Work instructions: A faithful repeat of all the records, with no image kept, is the required answer.

-- Opening Marker --

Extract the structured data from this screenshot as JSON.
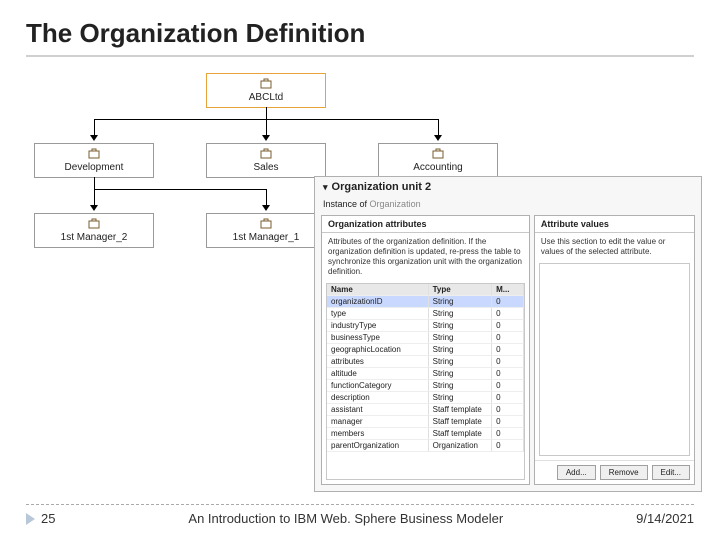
{
  "title": "The Organization Definition",
  "org": {
    "root": "ABCLtd",
    "level2": [
      "Development",
      "Sales",
      "Accounting"
    ],
    "level3": [
      "1st Manager_2",
      "1st Manager_1"
    ]
  },
  "panel": {
    "heading": "Organization unit 2",
    "instance_label": "Instance of",
    "instance_value": "Organization",
    "left": {
      "title": "Organization attributes",
      "desc": "Attributes of the organization definition. If the organization definition is updated, re-press the table to synchronize this organization unit with the organization definition.",
      "cols": [
        "Name",
        "Type",
        "M..."
      ],
      "rows": [
        [
          "organizationID",
          "String",
          "0"
        ],
        [
          "type",
          "String",
          "0"
        ],
        [
          "industryType",
          "String",
          "0"
        ],
        [
          "businessType",
          "String",
          "0"
        ],
        [
          "geographicLocation",
          "String",
          "0"
        ],
        [
          "attributes",
          "String",
          "0"
        ],
        [
          "altitude",
          "String",
          "0"
        ],
        [
          "functionCategory",
          "String",
          "0"
        ],
        [
          "description",
          "String",
          "0"
        ],
        [
          "assistant",
          "Staff template",
          "0"
        ],
        [
          "manager",
          "Staff template",
          "0"
        ],
        [
          "members",
          "Staff template",
          "0"
        ],
        [
          "parentOrganization",
          "Organization",
          "0"
        ]
      ]
    },
    "right": {
      "title": "Attribute values",
      "desc": "Use this section to edit the value or values of the selected attribute.",
      "add": "Add...",
      "remove": "Remove",
      "edit": "Edit..."
    }
  },
  "footer": {
    "page": "25",
    "center": "An Introduction to IBM Web. Sphere Business Modeler",
    "date": "9/14/2021"
  }
}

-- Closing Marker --

Result:
Extract the structured data from this screenshot as JSON.
{
  "title": "The Organization Definition",
  "org": {
    "root": "ABCLtd",
    "level2": [
      "Development",
      "Sales",
      "Accounting"
    ],
    "level3": [
      "1st Manager_2",
      "1st Manager_1"
    ]
  },
  "panel": {
    "heading": "Organization unit 2",
    "instance_label": "Instance of",
    "instance_value": "Organization",
    "left": {
      "title": "Organization attributes",
      "desc": "Attributes of the organization definition. If the organization definition is updated, re-press the table to synchronize this organization unit with the organization definition.",
      "cols": [
        "Name",
        "Type",
        "M..."
      ],
      "rows": [
        [
          "organizationID",
          "String",
          "0"
        ],
        [
          "type",
          "String",
          "0"
        ],
        [
          "industryType",
          "String",
          "0"
        ],
        [
          "businessType",
          "String",
          "0"
        ],
        [
          "geographicLocation",
          "String",
          "0"
        ],
        [
          "attributes",
          "String",
          "0"
        ],
        [
          "altitude",
          "String",
          "0"
        ],
        [
          "functionCategory",
          "String",
          "0"
        ],
        [
          "description",
          "String",
          "0"
        ],
        [
          "assistant",
          "Staff template",
          "0"
        ],
        [
          "manager",
          "Staff template",
          "0"
        ],
        [
          "members",
          "Staff template",
          "0"
        ],
        [
          "parentOrganization",
          "Organization",
          "0"
        ]
      ]
    },
    "right": {
      "title": "Attribute values",
      "desc": "Use this section to edit the value or values of the selected attribute.",
      "add": "Add...",
      "remove": "Remove",
      "edit": "Edit..."
    }
  },
  "footer": {
    "page": "25",
    "center": "An Introduction to IBM Web. Sphere Business Modeler",
    "date": "9/14/2021"
  }
}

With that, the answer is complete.